Listed entries: Begin

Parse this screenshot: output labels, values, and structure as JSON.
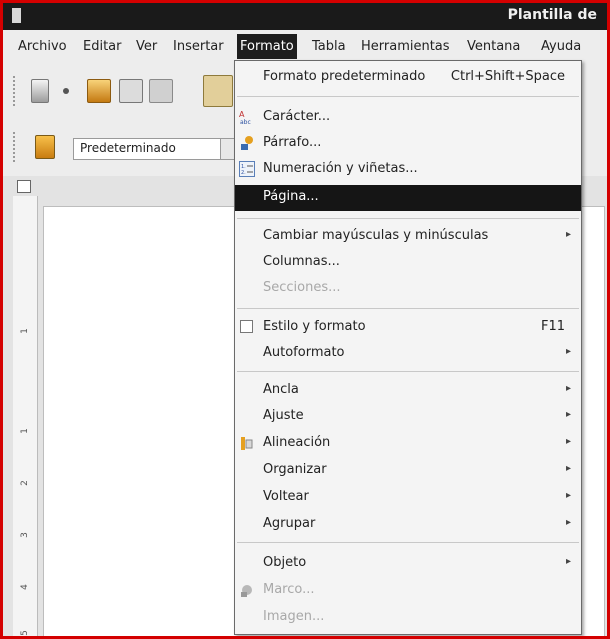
{
  "window": {
    "title": "Plantilla de"
  },
  "menubar": {
    "items": [
      {
        "label": "Archivo"
      },
      {
        "label": "Editar"
      },
      {
        "label": "Ver"
      },
      {
        "label": "Insertar"
      },
      {
        "label": "Formato"
      },
      {
        "label": "Tabla"
      },
      {
        "label": "Herramientas"
      },
      {
        "label": "Ventana"
      },
      {
        "label": "Ayuda"
      }
    ]
  },
  "toolbar": {
    "paragraph_style": "Predeterminado"
  },
  "ruler": {
    "ticks": [
      "1",
      "1",
      "2",
      "3",
      "4",
      "5"
    ]
  },
  "format_menu": {
    "items": [
      {
        "label": "Formato predeterminado",
        "shortcut": "Ctrl+Shift+Space"
      },
      {
        "label": "Carácter..."
      },
      {
        "label": "Párrafo..."
      },
      {
        "label": "Numeración y viñetas..."
      },
      {
        "label": "Página..."
      },
      {
        "label": "Cambiar mayúsculas y minúsculas"
      },
      {
        "label": "Columnas..."
      },
      {
        "label": "Secciones..."
      },
      {
        "label": "Estilo y formato",
        "shortcut": "F11"
      },
      {
        "label": "Autoformato"
      },
      {
        "label": "Ancla"
      },
      {
        "label": "Ajuste"
      },
      {
        "label": "Alineación"
      },
      {
        "label": "Organizar"
      },
      {
        "label": "Voltear"
      },
      {
        "label": "Agrupar"
      },
      {
        "label": "Objeto"
      },
      {
        "label": "Marco..."
      },
      {
        "label": "Imagen..."
      }
    ]
  },
  "colors": {
    "frame_border": "#d40000",
    "menu_highlight": "#151515",
    "titlebar": "#1a1a1a"
  }
}
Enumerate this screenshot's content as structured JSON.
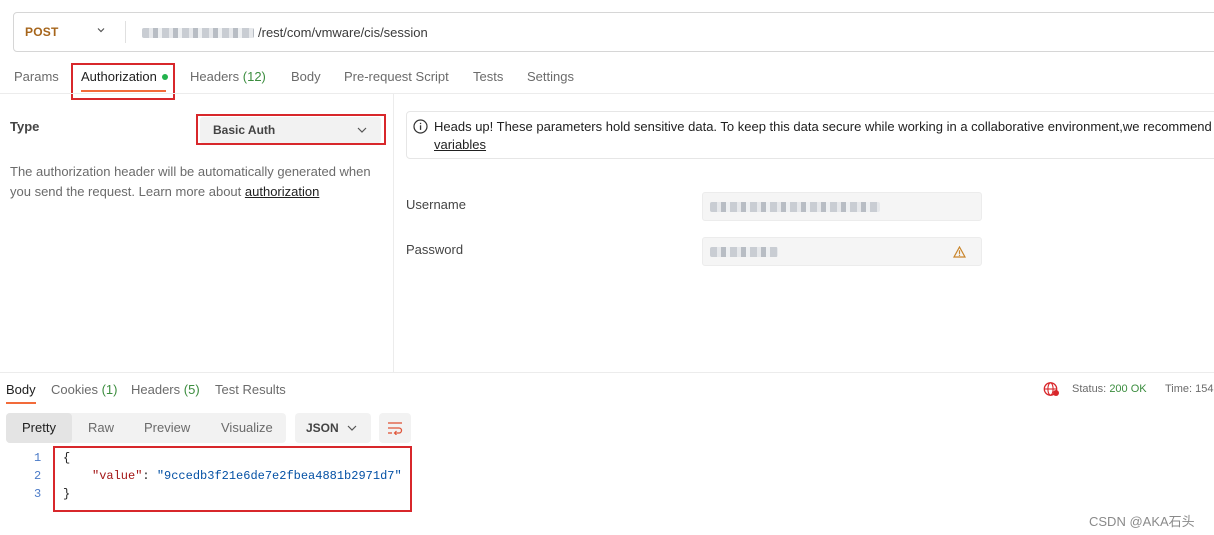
{
  "request": {
    "method": "POST",
    "url_path": "/rest/com/vmware/cis/session"
  },
  "tabs": [
    {
      "label": "Params"
    },
    {
      "label": "Authorization",
      "indicator": "green-dot"
    },
    {
      "label": "Headers",
      "count": "(12)"
    },
    {
      "label": "Body"
    },
    {
      "label": "Pre-request Script"
    },
    {
      "label": "Tests"
    },
    {
      "label": "Settings"
    }
  ],
  "auth": {
    "type_label": "Type",
    "type_value": "Basic Auth",
    "description_prefix": "The authorization header will be automatically generated when you send the request. Learn more about ",
    "description_link": "authorization",
    "notice_prefix": "Heads up! These parameters hold sensitive data. To keep this data secure while working in a collaborative environment,we recommend us",
    "notice_link": "variables",
    "username_label": "Username",
    "password_label": "Password"
  },
  "response": {
    "tabs": [
      {
        "label": "Body"
      },
      {
        "label": "Cookies",
        "count": "(1)"
      },
      {
        "label": "Headers",
        "count": "(5)"
      },
      {
        "label": "Test Results"
      }
    ],
    "status_label": "Status:",
    "status_value": "200 OK",
    "time_label": "Time:",
    "time_value": "154",
    "view_modes": [
      "Pretty",
      "Raw",
      "Preview",
      "Visualize"
    ],
    "format": "JSON",
    "lines": [
      "1",
      "2",
      "3"
    ],
    "json_open": "{",
    "json_key": "\"value\"",
    "json_colon": ": ",
    "json_value": "\"9ccedb3f21e6de7e2fbea4881b2971d7\"",
    "json_close": "}"
  },
  "watermark": "CSDN @AKA石头",
  "colors": {
    "accent": "#f26b3a",
    "highlight": "#d8272b",
    "ok": "#3c8d3f",
    "method": "#a6651b"
  }
}
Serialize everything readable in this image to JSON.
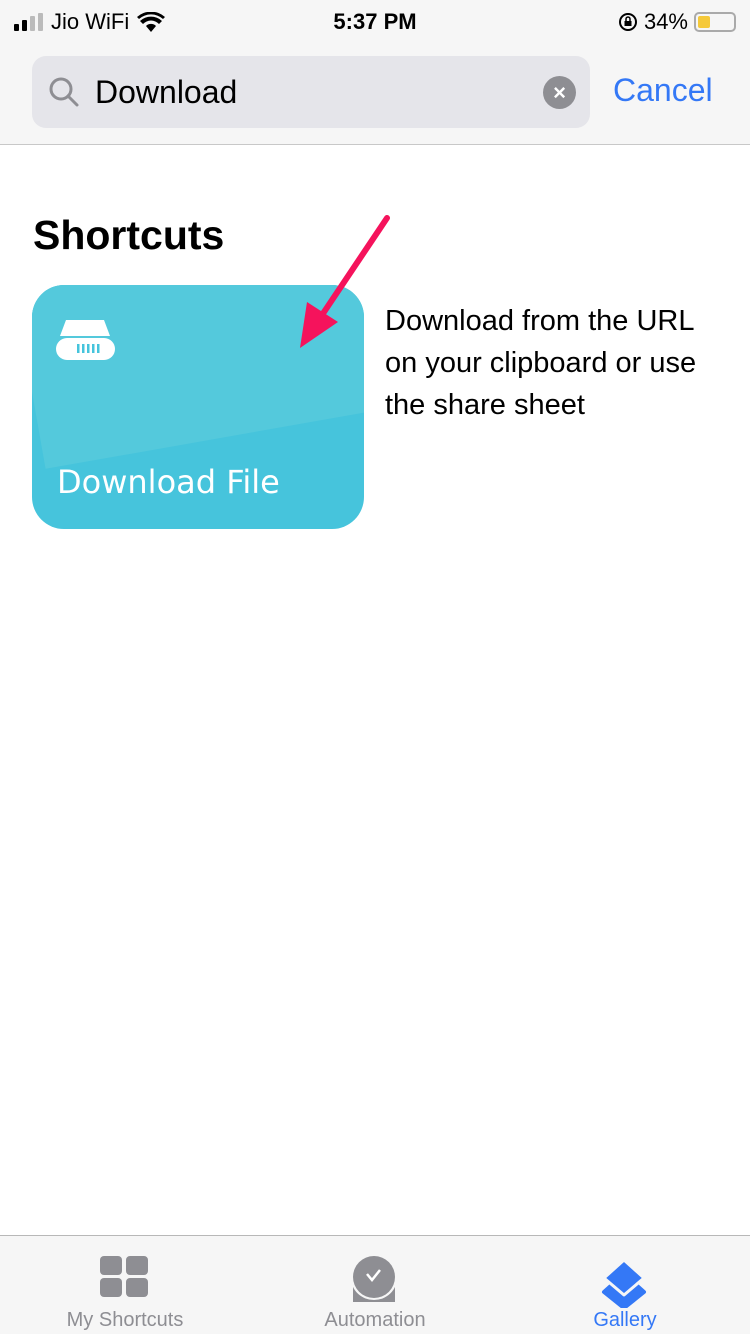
{
  "status_bar": {
    "carrier": "Jio WiFi",
    "time": "5:37 PM",
    "battery": "34%",
    "battery_level": 0.34
  },
  "search": {
    "value": "Download",
    "cancel_label": "Cancel"
  },
  "section_title": "Shortcuts",
  "shortcut": {
    "name": "Download File",
    "description": "Download from the URL on your clipboard or use the share sheet",
    "color": "#46c4dc",
    "icon": "hard-drive-icon"
  },
  "annotation": {
    "color": "#f5135c"
  },
  "tabs": [
    {
      "label": "My Shortcuts",
      "icon": "grid-icon"
    },
    {
      "label": "Automation",
      "icon": "clock-check-icon"
    },
    {
      "label": "Gallery",
      "icon": "layers-icon",
      "active": true
    }
  ],
  "accent": "#3478f6"
}
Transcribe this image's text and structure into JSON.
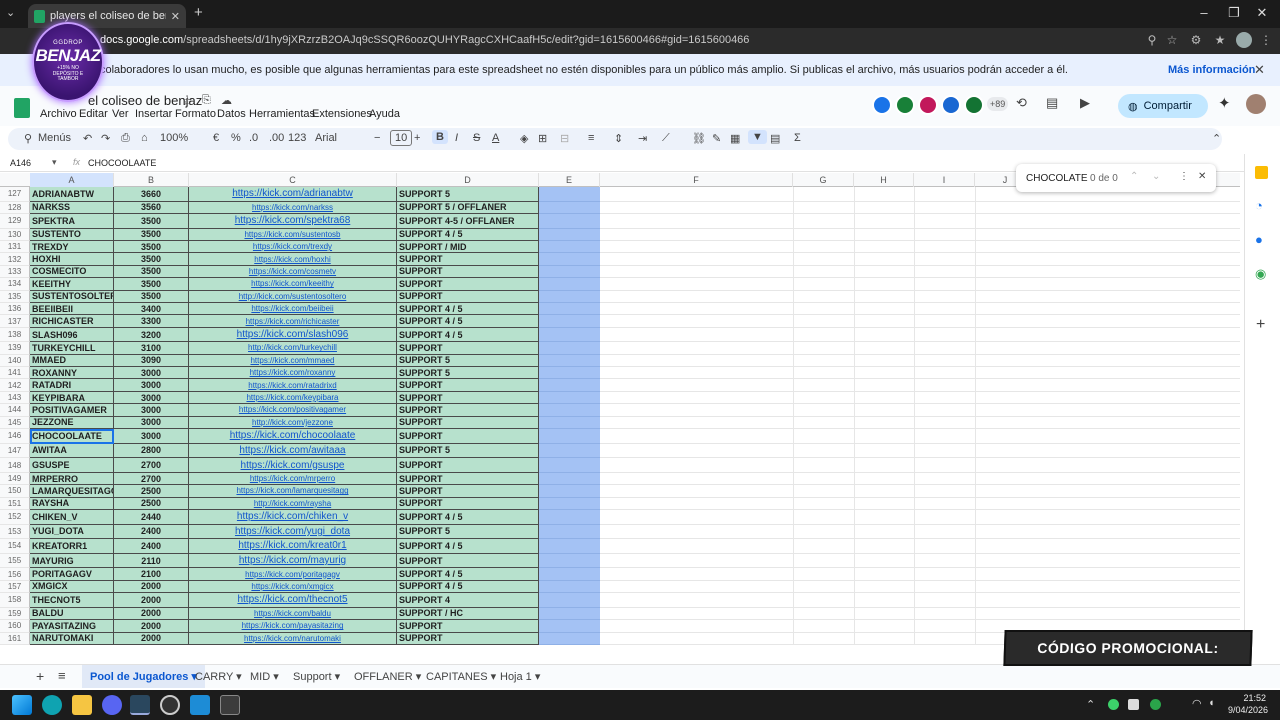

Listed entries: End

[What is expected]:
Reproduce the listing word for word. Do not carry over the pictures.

[Exercise output]:
Parse this screenshot: output labels, values, and structure as JSON.
{
  "window": {
    "title": "Plantilla de"
  },
  "menubar": {
    "items": [
      {
        "label": "Archivo"
      },
      {
        "label": "Editar"
      },
      {
        "label": "Ver"
      },
      {
        "label": "Insertar"
      },
      {
        "label": "Formato"
      },
      {
        "label": "Tabla"
      },
      {
        "label": "Herramientas"
      },
      {
        "label": "Ventana"
      },
      {
        "label": "Ayuda"
      }
    ]
  },
  "toolbar": {
    "paragraph_style": "Predeterminado"
  },
  "ruler": {
    "ticks": [
      "1",
      "1",
      "2",
      "3",
      "4",
      "5"
    ]
  },
  "format_menu": {
    "items": [
      {
        "label": "Formato predeterminado",
        "shortcut": "Ctrl+Shift+Space"
      },
      {
        "label": "Carácter..."
      },
      {
        "label": "Párrafo..."
      },
      {
        "label": "Numeración y viñetas..."
      },
      {
        "label": "Página..."
      },
      {
        "label": "Cambiar mayúsculas y minúsculas"
      },
      {
        "label": "Columnas..."
      },
      {
        "label": "Secciones..."
      },
      {
        "label": "Estilo y formato",
        "shortcut": "F11"
      },
      {
        "label": "Autoformato"
      },
      {
        "label": "Ancla"
      },
      {
        "label": "Ajuste"
      },
      {
        "label": "Alineación"
      },
      {
        "label": "Organizar"
      },
      {
        "label": "Voltear"
      },
      {
        "label": "Agrupar"
      },
      {
        "label": "Objeto"
      },
      {
        "label": "Marco..."
      },
      {
        "label": "Imagen..."
      }
    ]
  },
  "colors": {
    "frame_border": "#d40000",
    "menu_highlight": "#151515",
    "titlebar": "#1a1a1a"
  }
}
Enumerate this screenshot's content as structured JSON.
{
  "request": {
    "method": "POST",
    "url_path": "/rest/com/vmware/cis/session"
  },
  "tabs": [
    {
      "label": "Params"
    },
    {
      "label": "Authorization",
      "indicator": "green-dot"
    },
    {
      "label": "Headers",
      "count": "(12)"
    },
    {
      "label": "Body"
    },
    {
      "label": "Pre-request Script"
    },
    {
      "label": "Tests"
    },
    {
      "label": "Settings"
    }
  ],
  "auth": {
    "type_label": "Type",
    "type_value": "Basic Auth",
    "description_prefix": "The authorization header will be automatically generated when you send the request. Learn more about ",
    "description_link": "authorization",
    "notice_prefix": "Heads up! These parameters hold sensitive data. To keep this data secure while working in a collaborative environment,we recommend us",
    "notice_link": "variables",
    "username_label": "Username",
    "password_label": "Password"
  },
  "response": {
    "tabs": [
      {
        "label": "Body"
      },
      {
        "label": "Cookies",
        "count": "(1)"
      },
      {
        "label": "Headers",
        "count": "(5)"
      },
      {
        "label": "Test Results"
      }
    ],
    "status_label": "Status:",
    "status_value": "200 OK",
    "time_label": "Time:",
    "time_value": "154",
    "view_modes": [
      "Pretty",
      "Raw",
      "Preview",
      "Visualize"
    ],
    "format": "JSON",
    "lines": [
      "1",
      "2",
      "3"
    ],
    "json_open": "{",
    "json_key": "\"value\"",
    "json_colon": ": ",
    "json_value": "\"9ccedb3f21e6de7e2fbea4881b2971d7\"",
    "json_close": "}"
  },
  "watermark": "CSDN @AKA石头",
  "colors": {
    "accent": "#f26b3a",
    "highlight": "#d8272b",
    "ok": "#3c8d3f",
    "method": "#a6651b"
  }
}
Serialize everything readable in this image to JSON.
{
  "status_bar": {
    "carrier": "Jio WiFi",
    "time": "5:37 PM",
    "battery": "34%",
    "battery_level": 0.34
  },
  "search": {
    "value": "Download",
    "cancel_label": "Cancel"
  },
  "section_title": "Shortcuts",
  "shortcut": {
    "name": "Download File",
    "description": "Download from the URL on your clipboard or use the share sheet",
    "color": "#46c4dc",
    "icon": "hard-drive-icon"
  },
  "annotation": {
    "color": "#f5135c"
  },
  "tabs": [
    {
      "label": "My Shortcuts",
      "icon": "grid-icon"
    },
    {
      "label": "Automation",
      "icon": "clock-check-icon"
    },
    {
      "label": "Gallery",
      "icon": "layers-icon",
      "active": true
    }
  ],
  "accent": "#3478f6"
}
Transcribe this image's text and structure into JSON.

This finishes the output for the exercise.